Enjoy this holiday celebrating romance and love. Happy writing!

Monday, February 11, 2008

Busy Days...Ain't It Grand?

I officially started my first freelance copywriting job this morning. It was a little difficult at first, but I quickly got into the swing of things. I still have a long way to go before the job is complete, but I'm a little ahead of schedule. Things are good.

On the editing front, I'm still loving it. I got to talk with some of my fellow editors last night. They are an awesome group! They answered a couple of questions for me, listened to my ideas, and we all had a good time. Have I mentioned that I love being an editor?

As for writing, that's hit kind of an odd spot. I have a ton of ideas, multiple beginnings for stories, and not nearly enough time to write it all. One of the stories I'm determined to finish this year (hopefully by summer) is the same one I entered the first of in Nathan Bransford's Surprisingly Essential First Page Challenge. It might be going a little better, but the characters have decided to do things I didn't expect. That's one of the hazards of writing without an outline; you have to be adaptable because the story doesn't always progress the way you originally thought. Of course, I've heard people who write with outlines say the same thing.

Well, that's all I have time for today, kids. So until next time, stay positive and keep writing!

Thursday, February 7, 2008

A Few Definitions

I've realized recently that writers and editors use some unique abbreviations and terms. Here are definitions of some of them in no particular order:

POV - point of view
POV character - the character whose eyes the story is told through
ms - manuscript
mss - manuscripts
MC - main character
H/H - hero/heroine
headhopping - skipping from one POV to another repeatedly within a scene
narrative summary - telling the story like you're writing a newspaper article
YA - young adult
MG - middle-grade
PB - picture book; can also mean paperback

There are more, but I'm drawing a blank right at the moment on what they are. That tells you how ingrained they are in my vocabulary. If you've come across a writing-related term or abbreviation that you don't understand or think others should know about, leave a comment and I'll include the definition in a future post.

Monday, February 4, 2008


I'm reminded of the old Garfield comic strips where he complains about it being Monday again. I agree completely. Another work week with too much to do and not enough time to do it. Another week to wait for responses on submissions. I got three rejections last week and found out this morning that my first page isn't a finalist in the Surprisingly Essential First Page Challenge. However, the finalists have been posted, so run over to Nathan Bransford's blog and vote for your favorite.
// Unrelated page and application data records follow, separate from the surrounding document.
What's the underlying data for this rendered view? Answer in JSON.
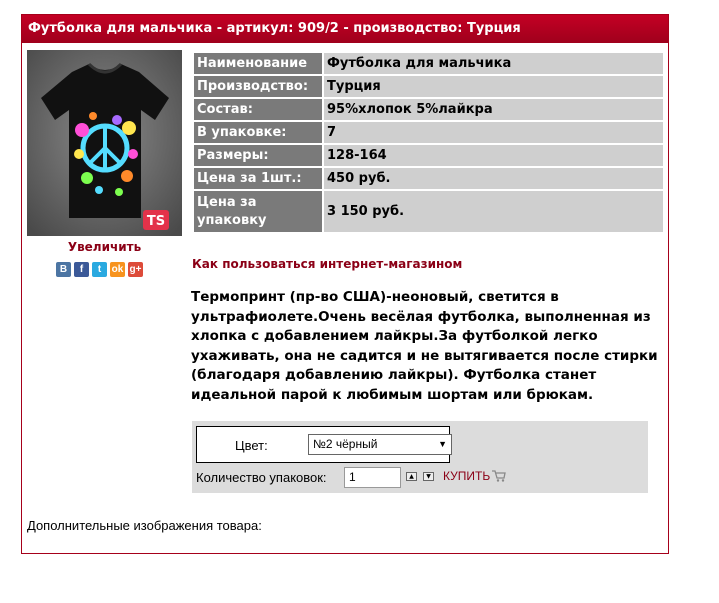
{
  "header": {
    "title": "Футболка для мальчика - артикул: 909/2 - производство: Турция"
  },
  "image": {
    "enlarge_label": "Увеличить"
  },
  "social": [
    {
      "name": "vk-icon",
      "glyph": "В",
      "color": "#4c75a3"
    },
    {
      "name": "facebook-icon",
      "glyph": "f",
      "color": "#3b5998"
    },
    {
      "name": "twitter-icon",
      "glyph": "t",
      "color": "#2aa9e0"
    },
    {
      "name": "odnoklassniki-icon",
      "glyph": "ok",
      "color": "#f7931e"
    },
    {
      "name": "googleplus-icon",
      "glyph": "g+",
      "color": "#dd4b39"
    }
  ],
  "specs": [
    {
      "label": "Наименование",
      "value": "Футболка для мальчика"
    },
    {
      "label": "Производство:",
      "value": "Турция"
    },
    {
      "label": "Состав:",
      "value": "95%хлопок 5%лайкра"
    },
    {
      "label": "В упаковке:",
      "value": "7"
    },
    {
      "label": "Размеры:",
      "value": "128-164"
    },
    {
      "label": "Цена за 1шт.:",
      "value": "450 руб."
    },
    {
      "label": "Цена за упаковку",
      "value": "3 150 руб."
    }
  ],
  "howto_link": "Как пользоваться интернет-магазином",
  "description": "Термопринт (пр-во США)-неоновый, светится в ультрафиолете.Очень весёлая футболка, выполненная из хлопка с добавлением лайкры.За футболкой легко  ухаживать, она не  садится и не вытягивается после  стирки (благодаря добавлению лайкры). Футболка станет идеальной парой к любимым шортам или брюкам.",
  "order": {
    "color_label": "Цвет:",
    "color_selected": "№2 чёрный",
    "qty_label": "Количество упаковок:",
    "qty_value": "1",
    "buy_label": "КУПИТЬ"
  },
  "extra_images_label": "Дополнительные изображения товара:"
}
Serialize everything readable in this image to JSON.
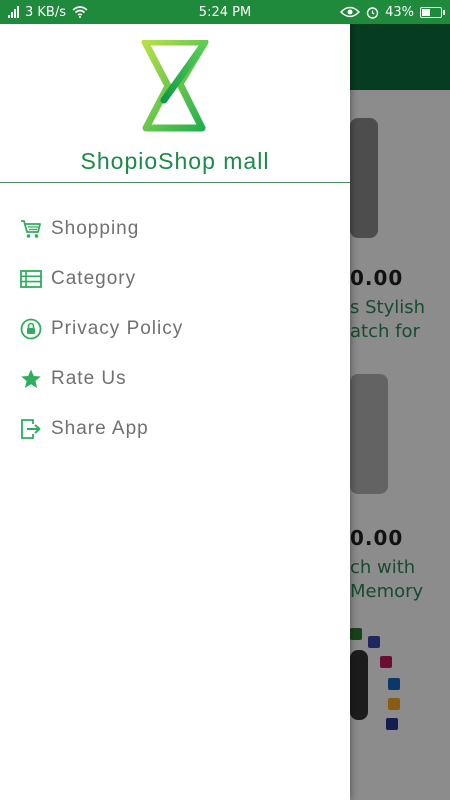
{
  "status_bar": {
    "speed": "3 KB/s",
    "time": "5:24 PM",
    "battery": "43%",
    "battery_level": 0.43
  },
  "drawer": {
    "brand": "ShopioShop mall",
    "menu": [
      {
        "label": "Shopping",
        "icon": "cart-icon"
      },
      {
        "label": "Category",
        "icon": "list-icon"
      },
      {
        "label": "Privacy Policy",
        "icon": "lock-icon"
      },
      {
        "label": "Rate Us",
        "icon": "star-icon"
      },
      {
        "label": "Share App",
        "icon": "share-icon"
      }
    ]
  },
  "background": {
    "price_1": "0.00",
    "text_1a": "s Stylish",
    "text_1b": "atch for",
    "price_2": "0.00",
    "text_2a": "ch with",
    "text_2b": "Memory"
  },
  "colors": {
    "accent": "#1f8a3c",
    "toolbar": "#0b6e3b",
    "menu_icon": "#2eae5c",
    "menu_text": "#707070"
  }
}
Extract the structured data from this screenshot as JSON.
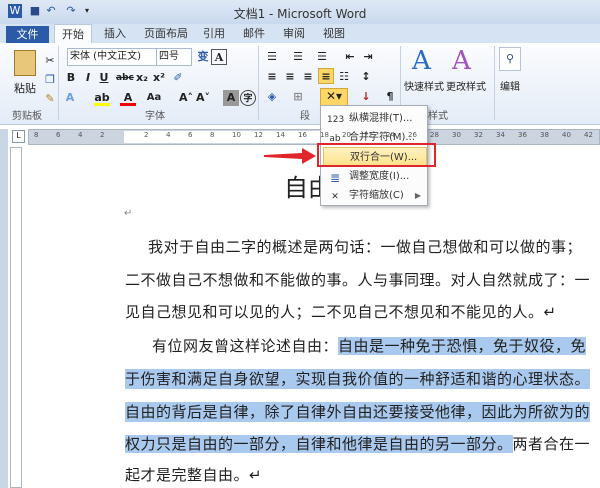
{
  "window": {
    "title": "文档1 - Microsoft Word"
  },
  "tabs": [
    "文件",
    "开始",
    "插入",
    "页面布局",
    "引用",
    "邮件",
    "审阅",
    "视图"
  ],
  "ribbon": {
    "clipboard": {
      "paste": "粘贴",
      "label": "剪贴板"
    },
    "font": {
      "font_name": "宋体 (中文正文)",
      "font_size": "四号",
      "label": "字体"
    },
    "paragraph": {
      "label": "段"
    },
    "styles": {
      "quick": "快速样式",
      "change": "更改样式",
      "label": "样式"
    },
    "editing": {
      "label": "编辑"
    }
  },
  "ruler": {
    "left_ticks": [
      "8",
      "6",
      "4",
      "2"
    ],
    "right_ticks": [
      "2",
      "4",
      "6",
      "8",
      "10",
      "12",
      "14",
      "16",
      "18",
      "20",
      "22",
      "24",
      "26",
      "28",
      "30",
      "32",
      "34",
      "36",
      "38",
      "40",
      "42"
    ]
  },
  "menu": {
    "items": [
      {
        "label": "纵横混排(T)...",
        "icon": "123"
      },
      {
        "label": "合并字符(M)...",
        "icon": "ab"
      },
      {
        "label": "双行合一(W)...",
        "icon": ""
      },
      {
        "label": "调整宽度(I)...",
        "icon": "≣"
      },
      {
        "label": "字符缩放(C)",
        "icon": "✕"
      }
    ]
  },
  "doc": {
    "title": "自由",
    "empty_mark": "↵",
    "lines": [
      "我对于自由二字的概述是两句话：一做自己想做和可以做的事；",
      "二不做自己不想做和不能做的事。人与事同理。对人自然就成了：一",
      "见自己想见和可以见的人；二不见自己不想见和不能见的人。↵"
    ],
    "p2_line1_plain": "有位网友曾这样论述自由：",
    "p2_line1_hl": "自由是一种免于恐惧，免于奴役，免",
    "p2_line2": "于伤害和满足自身欲望，实现自我价值的一种舒适和谐的心理状态。",
    "p2_line3": "自由的背后是自律，除了自律外自由还要接受他律，因此为所欲为的",
    "p2_line4_hl": "权力只是自由的一部分，自律和他律是自由的另一部分。",
    "p2_line4_plain": "两者合在一",
    "p2_line5": "起才是完整自由。↵"
  },
  "colors": {
    "accent": "#2a5aa8",
    "highlight": "#a9c9ee",
    "annotation": "#e0262a"
  }
}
What else does this new week have in store? Writing, editing, reviewing, revising. I know, all the usual stuff, right? Well, there are a couple of other things I need to do that are far from usual. I need to give my self a crash course in ballroom dancing competition terminology and steps, and I need to learn more about bike messengers. Bizarre combination, huh? I love learning about unusual things, especially if I can easily find what I'm looking for. With these two topics, I'm having trouble finding what I need.

Everyone have a great week of writing! Check back on Thursday for more scintillating information about my writing life and writing in general.